Why Calorie Counting Doesn’t Make Sense in Ayurveda
It’s so attractive to think that consuming of a certain amount of calories per day could keep us fit and healthy. Unfortunately this mechanical approach is wrong. It is based on the assumption that everything we ingest is nourishing us. In reality that is usually not the case. We only absorb some of what we ingest. This percentage varies greatly according to many factors.
Ayurveda points out several reasons why the calorie approach doesn’t work, especially in the long term.
- First of all, the main concern is not WHAT we eat but how strong is our power to digest what we consumed. What use is something, if our body lacks the ability to get nutrition from it? That’s why Ayurveda stresses the need to keep our agni (digestive fire) strong by choosing foods according to our metabolic constitution (dosha), the season of the year and our current condition (vikruti). Seasonal purification of the body to get rid of excessive doshas and ama (toxins) are also recommended. This practice is called Pancha karma (The five actions).
- The capacity to digest involves not only the gastrointestinal tract but all the bodily functions: the nervous system, the hormone system, blood circulation, proper respiration for the oxidation, proper elimination, etc. The system that creates most digestive problems is the nervous system, which is controlled by Vata. Being positive in general and eating in a quiet, friendly atmosphere will calm down Vata and promote proper digestion. Eating while in a bad mood, discussing unpleasant topics, or watching violent or stressful TV programs during the meal – all of these actions turn the food poisonous (See A-dic diet and eating habits).
- The combination of food is very important as well. Even healthy foods can turn unhealthy when poorly combined. Melons, for example, are not compatible with most foods and should be eaten separately from meals. An especially bad combination is melons and dairy products, eggs, fried food, or grains (See: Incompatible food combinations).
- The order in which we eat foods greatly impacts our health as well. If we begin by eating an item that takes a long time to be digested and then follow with one that is easy to digest, the first item will block the path of the other foods. So all foods that are ingested later will ferment and putrefy. Red meats take the longest to pass through the digestive system – 36 – 72 hours (if your diet is mainly based on plants the time will be shorter, if you are on mostly animal protein diet it can last up to 72 hours). Fish and poultry require 24 – 48 hours; dairy 24 – 36; beans 20 – 30; nuts and seeds 20 – 26; grains 18 – 24; root vegetables 18 – 24; leafy vegetables 12 – 18; and fruits 6 – 18. Eating light food first will aid the metabolism. Lighter food is not necessarily better because the body needs to have some food in to support proper absorption of nutrients. It is not recommended to eat foods that digest more than twenty four hours.
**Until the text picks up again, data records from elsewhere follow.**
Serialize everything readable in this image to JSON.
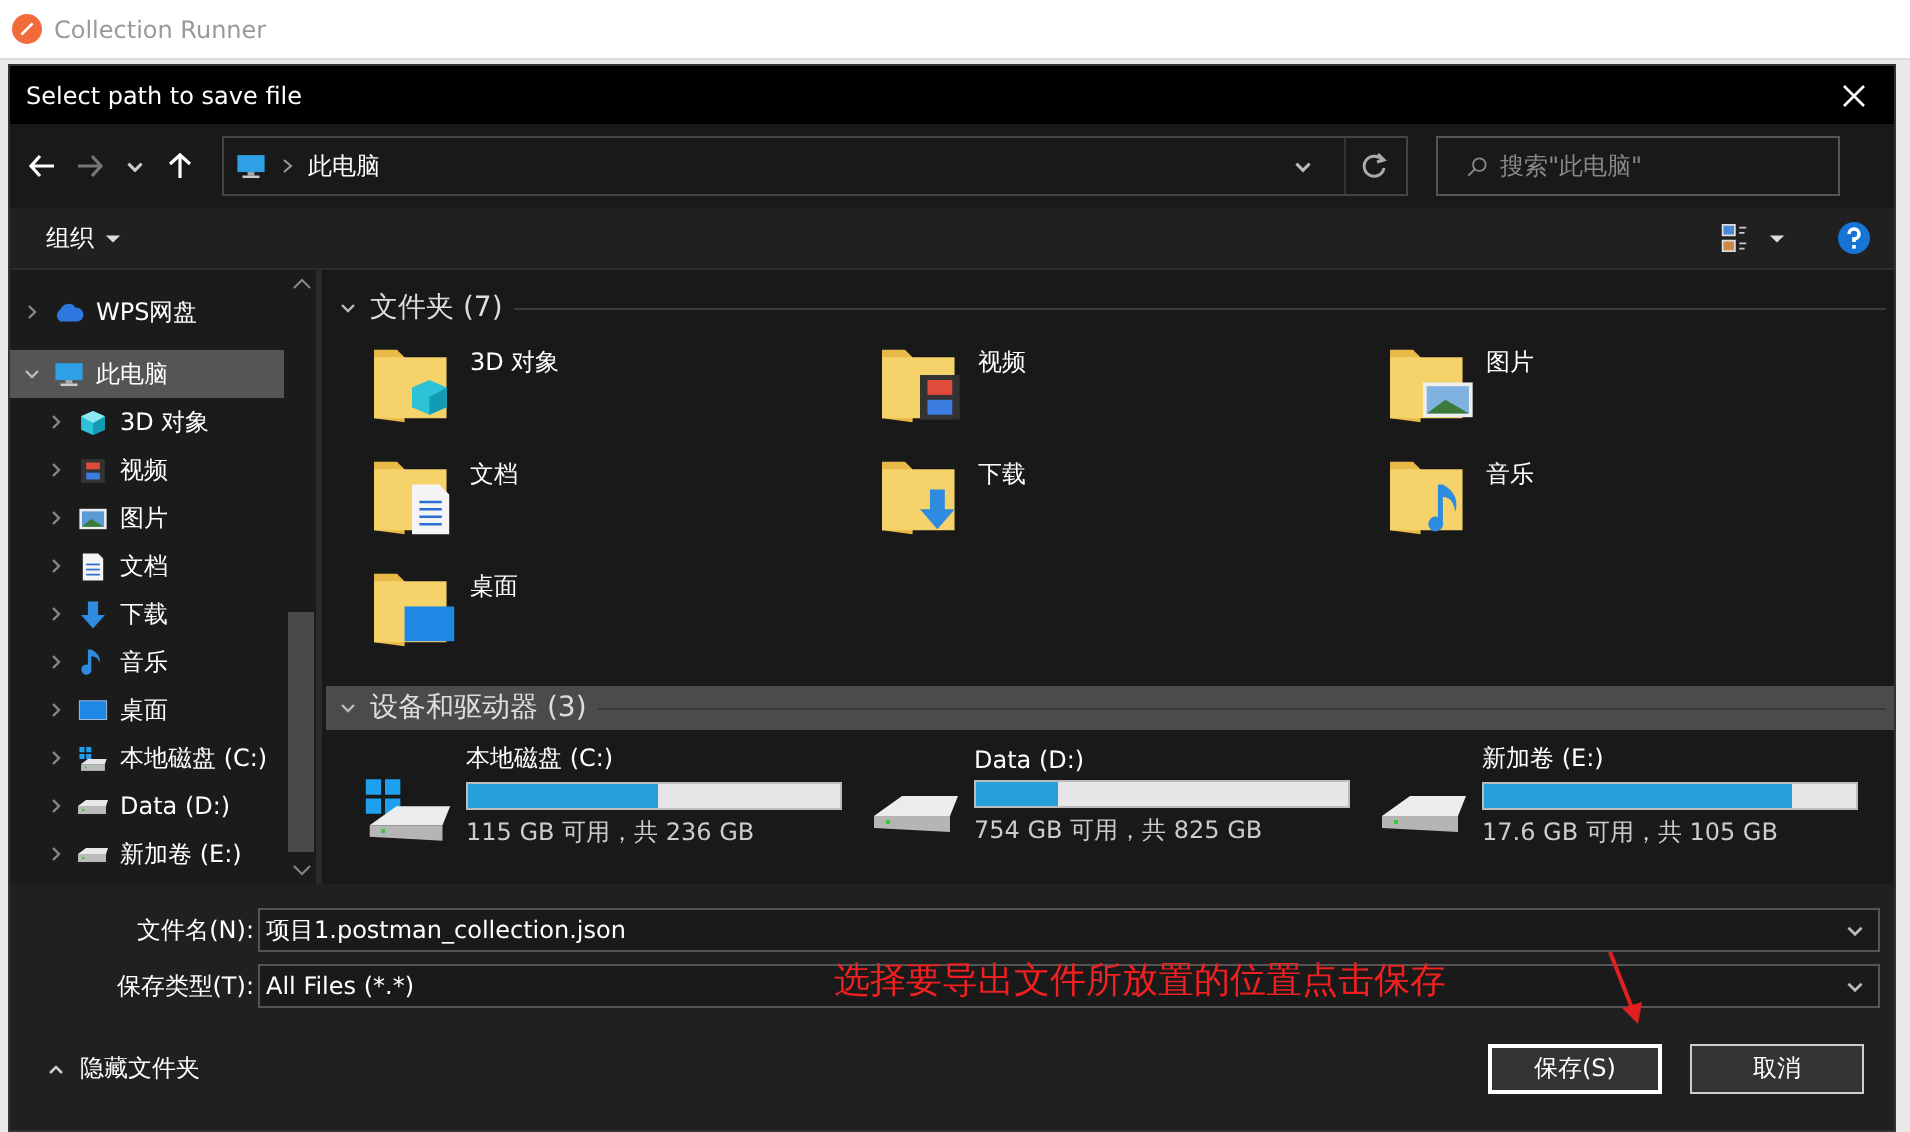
{
  "app": {
    "title": "Collection Runner"
  },
  "dialog": {
    "title": "Select path to save file",
    "address": {
      "crumb": "此电脑"
    },
    "search": {
      "placeholder": "搜索\"此电脑\""
    },
    "toolbar": {
      "organize": "组织"
    },
    "sidebar": {
      "items": [
        {
          "label": "WPS网盘",
          "kind": "cloud",
          "expanded": false,
          "selected": false
        },
        {
          "label": "此电脑",
          "kind": "pc",
          "expanded": true,
          "selected": true,
          "children": [
            {
              "label": "3D 对象",
              "kind": "cube",
              "expanded": false,
              "selected": false
            },
            {
              "label": "视频",
              "kind": "video",
              "expanded": false,
              "selected": false
            },
            {
              "label": "图片",
              "kind": "picture",
              "expanded": false,
              "selected": false
            },
            {
              "label": "文档",
              "kind": "document",
              "expanded": false,
              "selected": false
            },
            {
              "label": "下载",
              "kind": "download",
              "expanded": false,
              "selected": false
            },
            {
              "label": "音乐",
              "kind": "music",
              "expanded": false,
              "selected": false
            },
            {
              "label": "桌面",
              "kind": "desktop",
              "expanded": false,
              "selected": false
            },
            {
              "label": "本地磁盘 (C:)",
              "kind": "sysdrive",
              "expanded": false,
              "selected": false
            },
            {
              "label": "Data (D:)",
              "kind": "drive",
              "expanded": false,
              "selected": false
            },
            {
              "label": "新加卷 (E:)",
              "kind": "drive",
              "expanded": false,
              "selected": false
            }
          ]
        }
      ]
    },
    "folders": {
      "header": "文件夹 (7)",
      "expanded": true,
      "selected": false,
      "items": [
        {
          "label": "3D 对象",
          "kind": "cube"
        },
        {
          "label": "视频",
          "kind": "video"
        },
        {
          "label": "图片",
          "kind": "picture"
        },
        {
          "label": "文档",
          "kind": "document"
        },
        {
          "label": "下载",
          "kind": "download"
        },
        {
          "label": "音乐",
          "kind": "music"
        },
        {
          "label": "桌面",
          "kind": "desktop"
        }
      ]
    },
    "drives": {
      "header": "设备和驱动器 (3)",
      "expanded": true,
      "selected": true,
      "items": [
        {
          "label": "本地磁盘 (C:)",
          "kind": "sysdrive",
          "level": 0.51,
          "space": "115 GB 可用，共 236 GB"
        },
        {
          "label": "Data (D:)",
          "kind": "drive",
          "level": 0.22,
          "space": "754 GB 可用，共 825 GB"
        },
        {
          "label": "新加卷 (E:)",
          "kind": "drive",
          "level": 0.83,
          "space": "17.6 GB 可用，共 105 GB"
        }
      ]
    },
    "filename": {
      "label": "文件名(N):",
      "value": "项目1.postman_collection.json"
    },
    "filetype": {
      "label": "保存类型(T):",
      "value": "All Files (*.*)"
    },
    "hide_folders": "隐藏文件夹",
    "buttons": [
      {
        "label": "保存(S)",
        "kind": "primary"
      },
      {
        "label": "取消",
        "kind": "normal"
      }
    ]
  },
  "annotation": {
    "text": "选择要导出文件所放置的位置点击保存"
  }
}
- Remember that the quality of food greatly depends on whether it is fresh and organic or not. It is wrong to assume that a frozen or canned apple has the same nutritive properties as a fresh, organic one. Fresh or freshly cooked foods provide us with prana (life force), while processed food causes the state of sluggishness, dullness, and heaviness in the body and mind.
TODAY’S TIP: Obviously, the art of eating healthy requires more creativity than just calorie counting. The reward though is as high as health, happiness, and harmony.